Paranormal Bubble in Downtown LA
January 20, 2020 • Downtown Los Angeles
Several times in the last few years I’ve run into unusually eerie people on a specific block-and-a-half stretch of 5th Street in Downtown Los Angeles. The neighborhood is full of a wide variety of weirdos—lawyers, homeless people, accountants—but these extra-unusual people are radiating something else. It’s like they’ve got an aura of strangeness. If a cheroot-smoking broker in a $20,000 suit is a 5 on the weirdness scale, and a homeless drug addict with face tattoos and no pants is an 8, these individuals are pinging at a 14. I’m not psychic, but in each case, in four or five separate incidents, I was definitely picking up something. I’m not sure why they’re present in numbers along that stretch of 5th Street, and why I haven’t seen anything similar anywhere else. Maybe the veil between worlds is especially thin right there. The Biltmore and the Central Library have featured in several of the Mason books, but rationally, fiction doesn’t imbue a real place with anything mystical. Mason spends lots of time on Bunker Hill, and interestingly, this block is where Bunker Hill starts, and walking west from Olive Street is uphill onto Bunker Hill. It’s only on the sidewalk too; I’ve hung out in the Biltmore and at the library, and these entities aren’t inside. All these venues feature in the upcoming The Melted Pineapple. Some examples of the odd ones I’ve seen:

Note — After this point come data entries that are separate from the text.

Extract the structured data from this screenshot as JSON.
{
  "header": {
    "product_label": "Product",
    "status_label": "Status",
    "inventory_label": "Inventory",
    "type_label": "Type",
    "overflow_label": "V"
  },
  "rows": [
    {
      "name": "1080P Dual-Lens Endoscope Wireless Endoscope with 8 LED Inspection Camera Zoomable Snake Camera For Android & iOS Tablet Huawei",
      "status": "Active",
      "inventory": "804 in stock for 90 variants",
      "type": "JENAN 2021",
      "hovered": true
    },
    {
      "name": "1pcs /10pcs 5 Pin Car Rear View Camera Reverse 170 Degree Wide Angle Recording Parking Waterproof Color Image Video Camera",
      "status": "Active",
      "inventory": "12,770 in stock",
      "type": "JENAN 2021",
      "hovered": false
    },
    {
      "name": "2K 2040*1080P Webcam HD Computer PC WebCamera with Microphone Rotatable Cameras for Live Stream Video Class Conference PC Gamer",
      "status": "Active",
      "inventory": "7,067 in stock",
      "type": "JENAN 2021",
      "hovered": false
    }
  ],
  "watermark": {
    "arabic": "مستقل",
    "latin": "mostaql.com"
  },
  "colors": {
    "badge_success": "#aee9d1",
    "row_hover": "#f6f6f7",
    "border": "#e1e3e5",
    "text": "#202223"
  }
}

‣ a fictional character from one of my books. We recognized each other, although we didn’t speak. I wrote about that encounter here.
‣ a guy who looked exactly like Waldo in the Where’s Waldo books, except instead of red and blue, he was wearing mustard yellow: a mustard-yellow striped shirt, a mustard-yellow beanie, mustard-yellow glasses frames, mustard-yellow pants. His eyeglasses distorted his eyes to make them look huge, like Waldo’s. He looked me over the same way I was looking him over. Maybe he was startled that I had detected the weirdness around him.
Several places are known for paranormal weirdness, but they’re usually not heavily populated, like Sedona and the Uintah Basin in Utah, not in the shadow of the tallest office building in a metropolis of ten million people. So what’s going on? Aliens or time travelers materializing on that block, still sparkling with weird vibes, and they don’t quite know how to fit in? Tulpas created from my own mind? Don’t ask me, because I don’t know. If you find yourself walking on that block, keep your eye peeled, and let me know who you see.